Grapes few have ever heard of like Bilbizeki (see above), Gavdoni, Kerküş, Mazrona, Midin Karası, and Raşe Gurnık flourish mixed together in the vineyards. No one remembers who planted many of these vineyards. Vines range from 60 to 150 years in age and grow untrained and naturally as bushes. Some are so old they have trunks so large that one cannot span them with both hands and have reached almost 6 feet tall. Here, organic is neither trend nor conscious choice; it is simply the way they have always done things. However, to make it official, the winery’s own vines are seeking Ecocert certification and the majority of the villagers’ vineyards have Metekolojik Organik (a local Turkish organic) certification.

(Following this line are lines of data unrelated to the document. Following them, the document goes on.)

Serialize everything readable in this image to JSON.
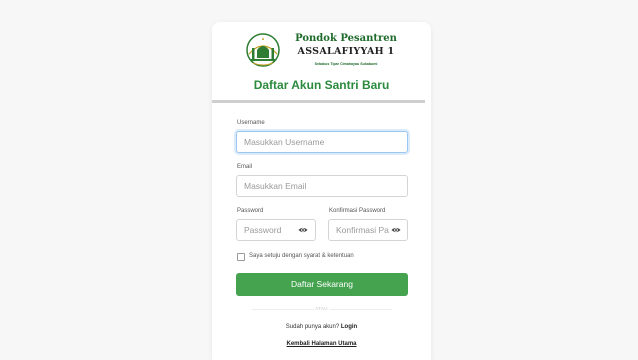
{
  "logo": {
    "line1": "Pondok Pesantren",
    "line2": "ASSALAFIYYAH 1",
    "tagline": "Sebakus Tipar Cimahayau Sukabumi"
  },
  "title": "Daftar Akun Santri Baru",
  "form": {
    "username": {
      "label": "Username",
      "placeholder": "Masukkan Username",
      "value": ""
    },
    "email": {
      "label": "Email",
      "placeholder": "Masukkan Email",
      "value": ""
    },
    "password": {
      "label": "Password",
      "placeholder": "Password",
      "value": ""
    },
    "confirm_password": {
      "label": "Konfirmasi Password",
      "placeholder": "Konfirmasi Password",
      "value": ""
    },
    "terms_label": "Saya setuju dengan syarat & ketentuan",
    "terms_checked": false,
    "submit_label": "Daftar Sekarang"
  },
  "separator_text": "ATAU",
  "footer": {
    "login_prompt": "Sudah punya akun?",
    "login_link": "Login",
    "home_link": "Kembali Halaman Utama"
  },
  "colors": {
    "accent": "#45a350",
    "title": "#2b8a3e",
    "background": "#f7f7f7"
  },
  "icons": {
    "password_toggle": "eye-icon",
    "confirm_toggle": "eye-icon"
  }
}
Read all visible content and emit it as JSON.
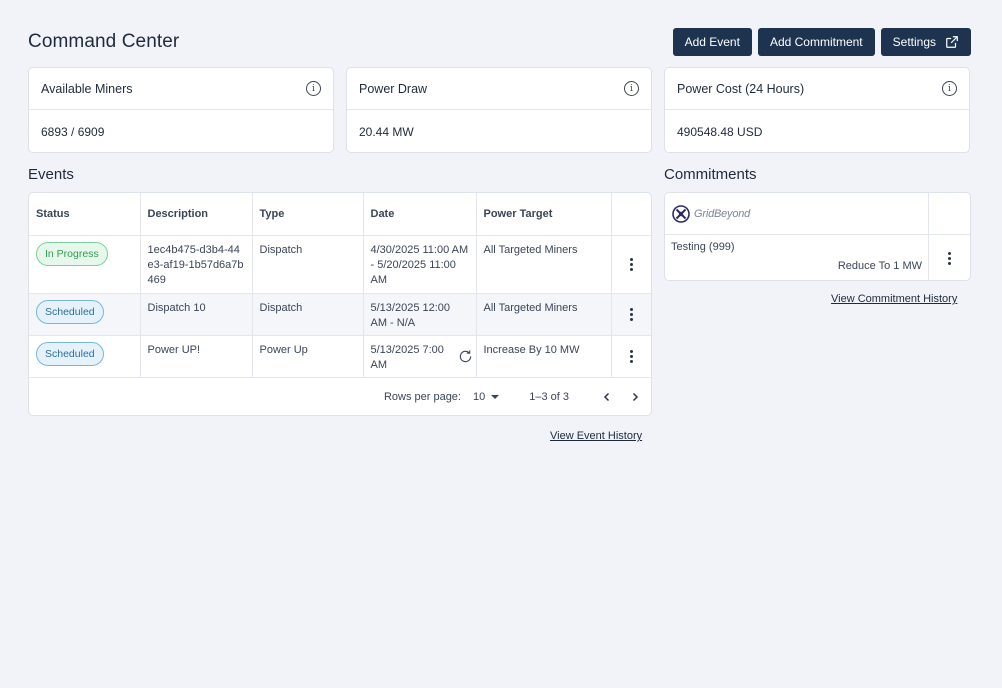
{
  "header": {
    "title": "Command Center",
    "buttons": {
      "add_event": "Add Event",
      "add_commitment": "Add Commitment",
      "settings": "Settings"
    }
  },
  "stats": [
    {
      "title": "Available Miners",
      "value": "6893 / 6909"
    },
    {
      "title": "Power Draw",
      "value": "20.44 MW"
    },
    {
      "title": "Power Cost (24 Hours)",
      "value": "490548.48 USD"
    }
  ],
  "events": {
    "title": "Events",
    "columns": [
      "Status",
      "Description",
      "Type",
      "Date",
      "Power Target"
    ],
    "rows": [
      {
        "status": "In Progress",
        "description": "1ec4b475-d3b4-44e3-af19-1b57d6a7b469",
        "type": "Dispatch",
        "date": "4/30/2025 11:00 AM - 5/20/2025 11:00 AM",
        "power_target": "All Targeted Miners"
      },
      {
        "status": "Scheduled",
        "description": "Dispatch 10",
        "type": "Dispatch",
        "date": "5/13/2025 12:00 AM - N/A",
        "power_target": "All Targeted Miners"
      },
      {
        "status": "Scheduled",
        "description": "Power UP!",
        "type": "Power Up",
        "date": "5/13/2025 7:00 AM",
        "power_target": "Increase By 10 MW"
      }
    ],
    "pagination": {
      "rows_per_page_label": "Rows per page:",
      "rows_per_page": "10",
      "range": "1–3 of 3"
    },
    "history_link": "View Event History"
  },
  "commitments": {
    "title": "Commitments",
    "logo_text": "GridBeyond",
    "rows": [
      {
        "name": "Testing (999)",
        "action": "Reduce To 1 MW"
      }
    ],
    "history_link": "View Commitment History"
  },
  "colors": {
    "background": "#f1f3f9",
    "primary_button": "#1e3350",
    "in_progress": "#2f9c55",
    "scheduled": "#2c6f9f"
  }
}
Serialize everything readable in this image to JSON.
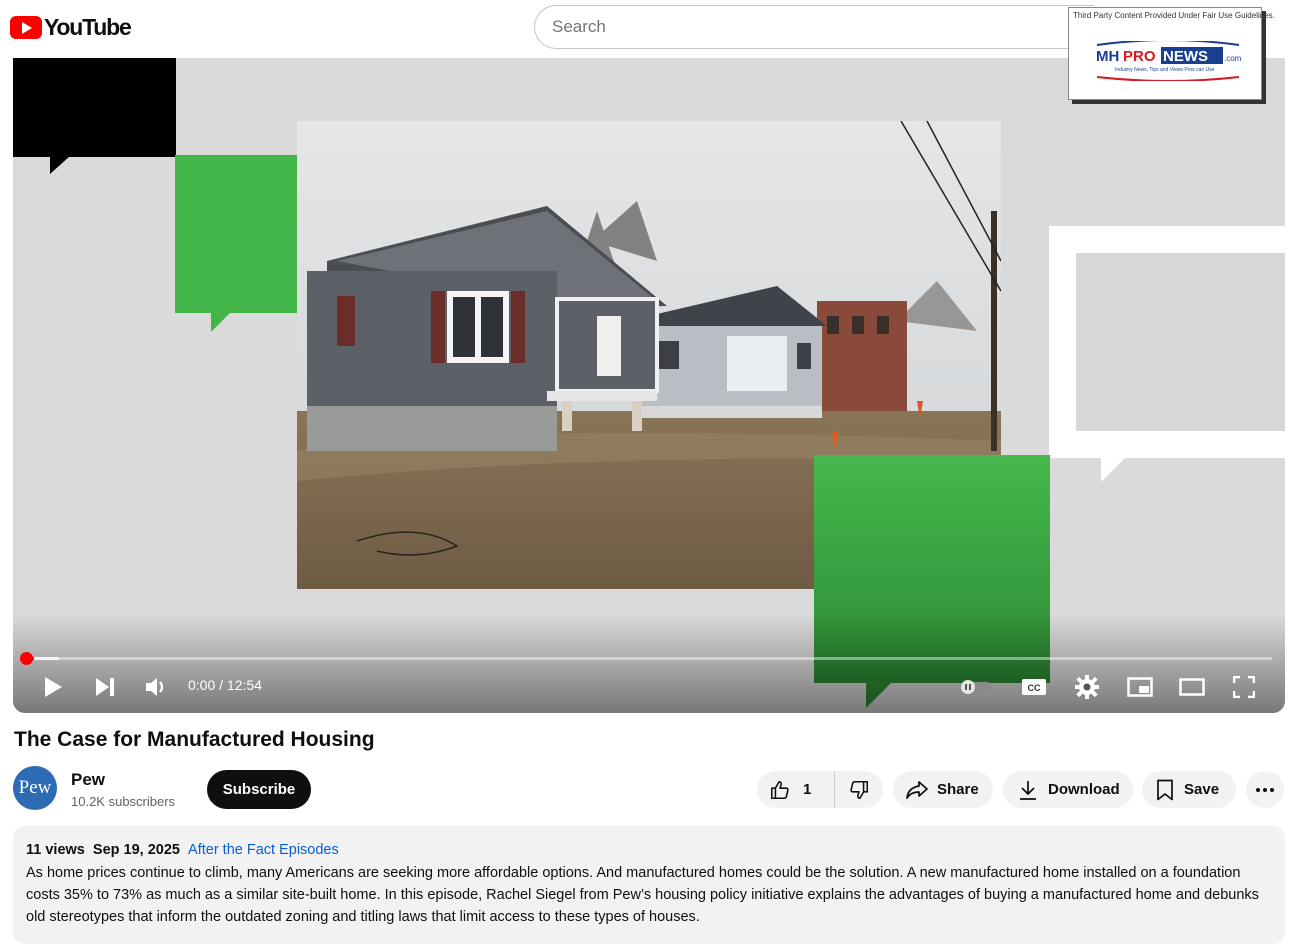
{
  "header": {
    "logo_text": "YouTube",
    "search_placeholder": "Search"
  },
  "watermark": {
    "note": "Third Party Content Provided Under Fair Use Guidelines.",
    "brand": "MHPRONEWS",
    "brand_suffix": ".com",
    "tagline": "Industry News, Tips and Views Pros can Use"
  },
  "player": {
    "time_current": "0:00",
    "time_separator": " / ",
    "time_total": "12:54",
    "progress_played_fraction": 0.007,
    "progress_loaded_fraction": 0.027
  },
  "video": {
    "title": "The Case for Manufactured Housing"
  },
  "channel": {
    "avatar_text": "Pew",
    "name": "Pew",
    "subscribers": "10.2K subscribers",
    "subscribe_label": "Subscribe"
  },
  "actions": {
    "like_count": "1",
    "share_label": "Share",
    "download_label": "Download",
    "save_label": "Save"
  },
  "description": {
    "views": "11 views",
    "date": "Sep 19, 2025",
    "tag": "After the Fact Episodes",
    "text": "As home prices continue to climb, many Americans are seeking more affordable options. And manufactured homes could be the solution. A new manufactured home installed on a foundation costs 35% to 73% as much as a similar site-built home. In this episode, Rachel Siegel from Pew’s housing policy initiative explains the advantages of buying a manufactured home and debunks old stereotypes that inform the outdated zoning and titling laws that limit access to these types of houses."
  },
  "colors": {
    "accent_red": "#ff0000",
    "pew_green": "#43b649",
    "link_blue": "#065fd4",
    "avatar_blue": "#2d6bb5"
  }
}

In addition to working with the villagers, Midin Wine is planting new vineyards. While these will take decades before they reach ages even close to those of their ancient brother vines, these new plantings will help ensure that these rare grapes are not lost. Together with the agricultural department at Ankara University, the winery’s enologist has begun ampelographic studies to better our understanding of these varieties that grow only in this small area of Turkey.
Through its efforts not only has Midin Wine ensured the preservation and care of vines likely planted by someone’s grandfather’s grandfather, but it has also safeguarded a piece of important cultural history and awakened the locals’ cultural and personal pride in their ancestral village. Their venerable vines now flourish in well-tended patches, their leaves shimmering green under the sun, meander among fruit trees, and border fields of golden wheat, lentils, and chickpeas as they have for generations past.
Photos provided by Andrea Lemieux.